Forget bison steaks, almond butter, and coconut oil. Our ancestors were probably foraging vegetarians who didn't turn down the occasional lizard or wildebeest carcass when it was available.
I have a beef with the Paleo diet. Not only is it unsustainable from an environmental perspective (for being so meat-centric and reliant on imported tropical ingredients), but I also dislike how inaccurate the modern interpretation of what our Paleolithic ancestors ate actually is.
I’ve heard the counterarguments: “This is a Paleo-inspired diet! It’s more about eliminating processed foods from the diet than eating like an actual caveman.” Call it semantics if you will, but maybe the diet needs a new name. The real thing was nothing like the modern interpretations, particularly when it comes to the quantity of meat consumed.
First of all, our Paleolithic ancestors were very flexible.
This is a funny one, because there’s nothing quite so inflexible as a dedicated Paleo eater! My dinner party club pretty much died when several members became Paleo, others went vegan. “But that’s not Paleo!!” you’ll hear people shriek.
And yet, researchers Ken Sayers and C. Owen Lovejoy, who study primate and human evolution and anthropology respectively, point out that humans’ evolutionary success is due in large part to their dietary flexibility, even if it means eating insects, half-decomposed wildebeest carcasses, possibly human flesh (according to John Durant, author of The Paleo Manifesto), and – gasp – white rice! Sayers writes:

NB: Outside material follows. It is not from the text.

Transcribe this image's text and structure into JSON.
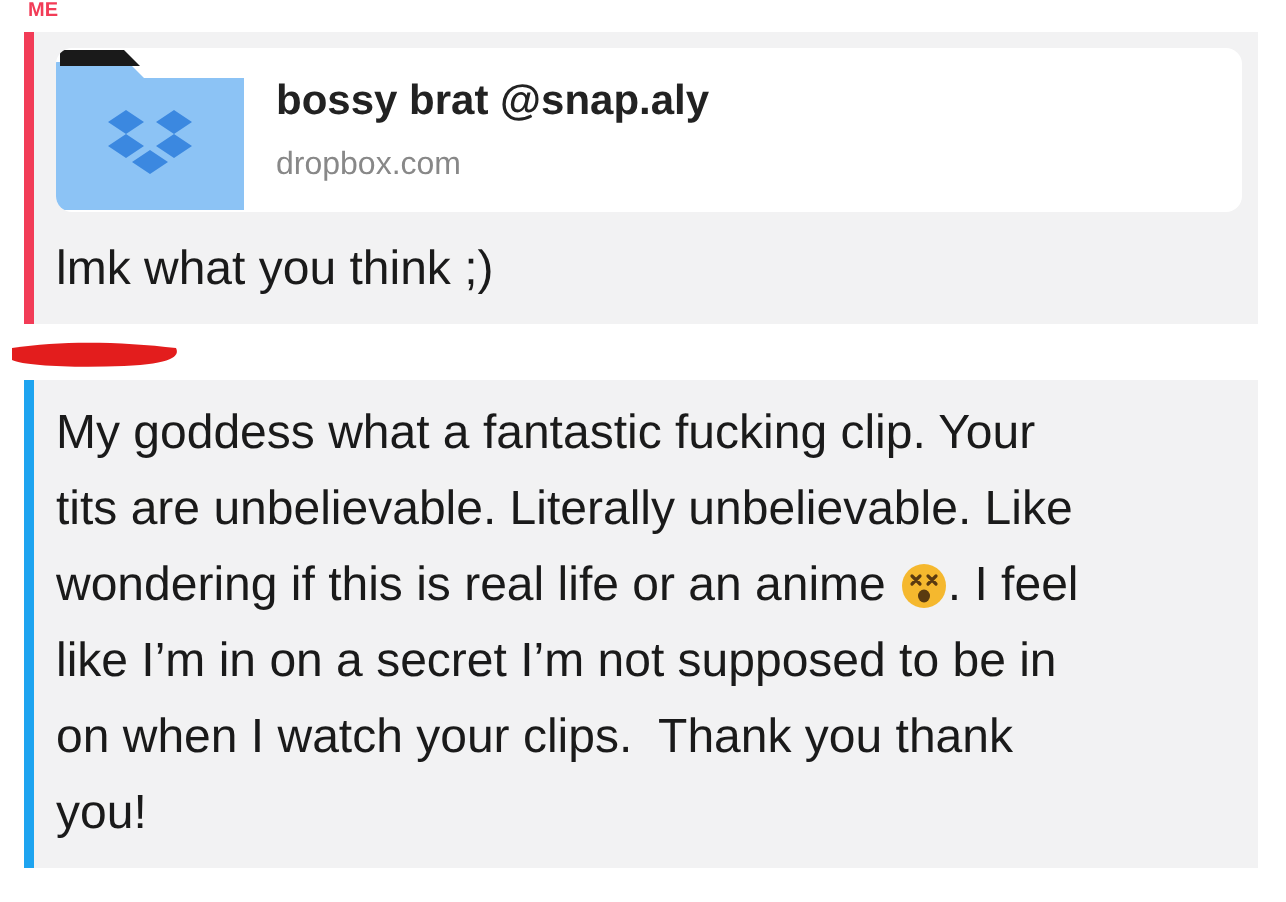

“Hominids didn’t spread first across Africa, and then the entire globe, by utilizing just one foraging strategy or sticking to a precise mix of carbohydrates, proteins, and fats. We did it by being ever so flexible, both socially and ecologically, and always searching for the greener grass (metaphorically) or riper fruit (literally).”
Secondly, our Paleolithic ancestors were probably mostly vegetarian.
Rob Dunn argues in Scientific American that, based on the fact that our human guts (alimentary canals) most closely resemble those of chimpanzees and orangutans, and are “strikingly, elegantly, obviously ordinary,” our human ancestors were probably nearly all vegetarians.
“What do other living primates, the ones with guts mostly like ours, eat? The diets of nearly all monkeys and apes (except the leaf-eaters) are composed of fruits, nuts, leaves, insects, and sometimes the odd snack of a bird or a lizard. Meat is a rare treat, if eaten at all. The job of a generalist primate gut is primarily to eat pieces of plants.”
We have not all evolved to eat a meat-centric diet because we are best designed to eat what our ancestors ate – and not all our ancestors had the same diet and lifestyle, depending on where they came from. Adaptations continually occur depending on where and when people live; it’s silly to assume human digestive evolution stopped as soon as the agricultural revolution began 10,000 years ago.
“The notion that there was a time of perfect adaptation, from which we’ve now deviated, is a caricature of the way evolution works,” Marlene Zuk, a biologist and author of Paleofantasy, writes for the New York Times. “Evolution isn’t the creaky old process we used to think it was. Increasingly, scientists are discovering that the rate of evolution can be fast (sometimes blindingly so) or slow, or anything in between.”
Third, our Paleolithic ancestors were likely fairly unsuccessful hunters.
It’s a romanticized fallacy to think that lean, fleet, proud early hunters managed to catch rabbits for the stewpot on a nightly basis. National Geographic addresses this in “The Evolution of Diet” (September 2014), explaining that “man the hunter” is backed up by “woman the forager” in every hunter-gatherer tribe, even today in rural parts of the world.
“There’s been a consistent story about hunting defining us and that meat made us human. Frankly, I think that misses half the story. [Hunter-gatherers] want meat, sure. But what they actually live on is plant foods,” says paleobiologist Amanda Henry.
The Paleo crowd did get at least one thing right, and that is their rejection of processed foods and refined carbs. I believe the best diet is one that is comprised of whole, real foods, sourced locally and seasonally, and it doesn’t need to be excessively high in animal protein or devoid of all grains to do so.